Part of the Psychology For Dummies Cheat Sheet
When you need psychological help, you have a few choices — and remembering who they all are and what they do can be confusing. The following table summarizes the differences in training and focus for psychologists, psychiatrists, social workers, and other mental health professionals:
|Professional Title||Qualifications and Specialties|
|Psychologist||Possesses a doctoral degree in psychology. Licensed by the
state in which he or she practices. Specializes in psychological
treatment of mental disorders, psychological assessment and
testing, and related consultation.
If you or someone you care about is experiencing any symptoms of mental illness (depressed mood, bizarre behavior, disordered speech), consider a visit to a local psychologist.
|Psychiatrist||Possesses a medical degree. Licensed to practice medicine in
his or her respective state. Specializes in the treatment of mental

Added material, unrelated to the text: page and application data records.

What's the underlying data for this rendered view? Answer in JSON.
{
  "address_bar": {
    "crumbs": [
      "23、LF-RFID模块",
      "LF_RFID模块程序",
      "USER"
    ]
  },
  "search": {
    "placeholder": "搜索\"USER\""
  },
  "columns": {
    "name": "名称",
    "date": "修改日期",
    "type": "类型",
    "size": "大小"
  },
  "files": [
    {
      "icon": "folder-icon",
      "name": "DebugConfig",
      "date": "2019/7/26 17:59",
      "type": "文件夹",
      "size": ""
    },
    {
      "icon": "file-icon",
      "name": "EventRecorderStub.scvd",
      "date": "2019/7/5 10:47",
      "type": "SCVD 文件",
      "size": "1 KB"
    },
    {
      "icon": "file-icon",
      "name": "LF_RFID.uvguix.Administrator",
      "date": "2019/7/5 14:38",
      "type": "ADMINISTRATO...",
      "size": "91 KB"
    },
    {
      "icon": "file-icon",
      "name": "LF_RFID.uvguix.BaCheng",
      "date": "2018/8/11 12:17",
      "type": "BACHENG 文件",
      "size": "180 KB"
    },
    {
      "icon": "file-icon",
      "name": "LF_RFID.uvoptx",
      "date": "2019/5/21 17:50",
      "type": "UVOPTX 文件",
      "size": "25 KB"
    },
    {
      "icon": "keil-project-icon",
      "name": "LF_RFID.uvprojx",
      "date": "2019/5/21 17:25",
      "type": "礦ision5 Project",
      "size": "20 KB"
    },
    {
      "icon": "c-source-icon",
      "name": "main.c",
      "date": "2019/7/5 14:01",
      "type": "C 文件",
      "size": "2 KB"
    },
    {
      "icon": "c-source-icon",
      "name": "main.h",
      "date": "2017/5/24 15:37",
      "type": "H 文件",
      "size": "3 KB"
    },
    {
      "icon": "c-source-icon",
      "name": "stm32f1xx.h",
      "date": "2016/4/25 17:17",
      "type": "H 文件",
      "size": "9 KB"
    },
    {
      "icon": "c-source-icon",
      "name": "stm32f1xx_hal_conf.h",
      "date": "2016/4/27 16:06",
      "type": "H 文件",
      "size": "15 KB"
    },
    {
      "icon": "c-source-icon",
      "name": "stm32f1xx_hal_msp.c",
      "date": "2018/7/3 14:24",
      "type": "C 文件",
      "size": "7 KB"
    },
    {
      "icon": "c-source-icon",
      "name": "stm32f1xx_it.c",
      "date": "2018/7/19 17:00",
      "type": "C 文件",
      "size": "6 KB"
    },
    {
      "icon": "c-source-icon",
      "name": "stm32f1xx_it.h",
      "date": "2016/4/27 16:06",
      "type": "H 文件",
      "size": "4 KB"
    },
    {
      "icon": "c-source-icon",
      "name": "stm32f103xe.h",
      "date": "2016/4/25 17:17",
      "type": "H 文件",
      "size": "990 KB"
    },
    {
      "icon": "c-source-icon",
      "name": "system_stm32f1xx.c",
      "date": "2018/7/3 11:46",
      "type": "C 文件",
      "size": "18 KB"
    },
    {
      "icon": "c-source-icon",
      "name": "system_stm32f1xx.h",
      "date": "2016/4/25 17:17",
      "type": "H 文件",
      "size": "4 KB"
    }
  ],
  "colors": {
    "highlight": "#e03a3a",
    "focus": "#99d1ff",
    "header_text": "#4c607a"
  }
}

disorders from a biological perspective with the use of
medications. Some psychiatrists conduct psychotherapy, but
it’s not their typical focus.
If you or someone you care about is experiencing any symptoms of mental illness (depressed mood, bizarre behavior, disordered speech), consider a visit to a local psychiatrist.
|Social worker||Typically possesses a master’s degree. Licensed as a
clinical social worker or a psychiatric social worker in his or her
state. Specializes in issues of social welfare and assisting
individuals with problematic social circumstances and
relationships, such as domestic violence or child abuse. Social
workers also conduct therapy and counseling for groups and
Someone should consider visiting a social worker if he or she is having problems living with his or her financial situation and needs help finding and accessing resources.
|Other professionals||Other mental health or affiliated professionals include drug counselors, marriage and family therapists, pastoral counselors, school counselors, and school psychologists.|